**TASK**:
An unchanged copy of all the lines below is expected, and it should contain no pictures.
:: MATERIAL FOR THIS EXERCISE
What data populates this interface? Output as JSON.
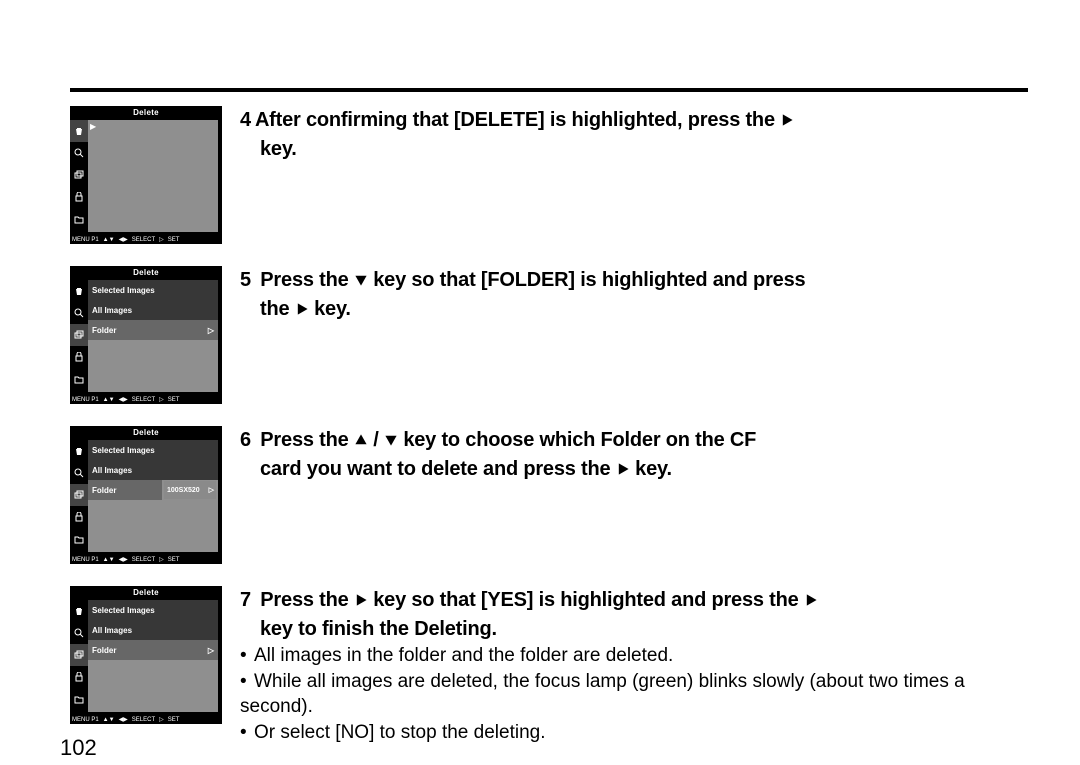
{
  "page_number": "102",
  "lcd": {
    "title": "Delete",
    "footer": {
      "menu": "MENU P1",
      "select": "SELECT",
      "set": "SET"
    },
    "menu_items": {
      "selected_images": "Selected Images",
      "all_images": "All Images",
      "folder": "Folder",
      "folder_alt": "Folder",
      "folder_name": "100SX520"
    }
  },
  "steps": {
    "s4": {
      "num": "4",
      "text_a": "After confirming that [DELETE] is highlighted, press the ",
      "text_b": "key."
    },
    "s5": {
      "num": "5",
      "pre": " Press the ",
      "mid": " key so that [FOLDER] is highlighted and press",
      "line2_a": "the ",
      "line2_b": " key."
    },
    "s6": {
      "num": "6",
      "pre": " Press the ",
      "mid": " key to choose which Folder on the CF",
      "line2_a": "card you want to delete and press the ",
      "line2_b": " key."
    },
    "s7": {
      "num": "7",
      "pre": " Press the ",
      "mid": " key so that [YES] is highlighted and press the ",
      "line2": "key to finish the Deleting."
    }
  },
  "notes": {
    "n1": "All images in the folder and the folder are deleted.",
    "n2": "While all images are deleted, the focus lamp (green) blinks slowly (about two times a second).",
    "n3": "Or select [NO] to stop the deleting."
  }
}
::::
**RESPONSE**:
What data populates this interface? Output as JSON.
{
  "page_number": "102",
  "lcd": {
    "title": "Delete",
    "footer": {
      "menu": "MENU P1",
      "select": "SELECT",
      "set": "SET"
    },
    "menu_items": {
      "selected_images": "Selected Images",
      "all_images": "All Images",
      "folder": "Folder",
      "folder_alt": "Folder",
      "folder_name": "100SX520"
    }
  },
  "steps": {
    "s4": {
      "num": "4",
      "text_a": "After confirming that [DELETE] is highlighted, press the ",
      "text_b": "key."
    },
    "s5": {
      "num": "5",
      "pre": " Press the ",
      "mid": " key so that [FOLDER] is highlighted and press",
      "line2_a": "the ",
      "line2_b": " key."
    },
    "s6": {
      "num": "6",
      "pre": " Press the ",
      "mid": " key to choose which Folder on the CF",
      "line2_a": "card you want to delete and press the ",
      "line2_b": " key."
    },
    "s7": {
      "num": "7",
      "pre": " Press the ",
      "mid": " key so that [YES] is highlighted and press the ",
      "line2": "key to finish the Deleting."
    }
  },
  "notes": {
    "n1": "All images in the folder and the folder are deleted.",
    "n2": "While all images are deleted, the focus lamp (green) blinks slowly (about two times a second).",
    "n3": "Or select [NO] to stop the deleting."
  }
}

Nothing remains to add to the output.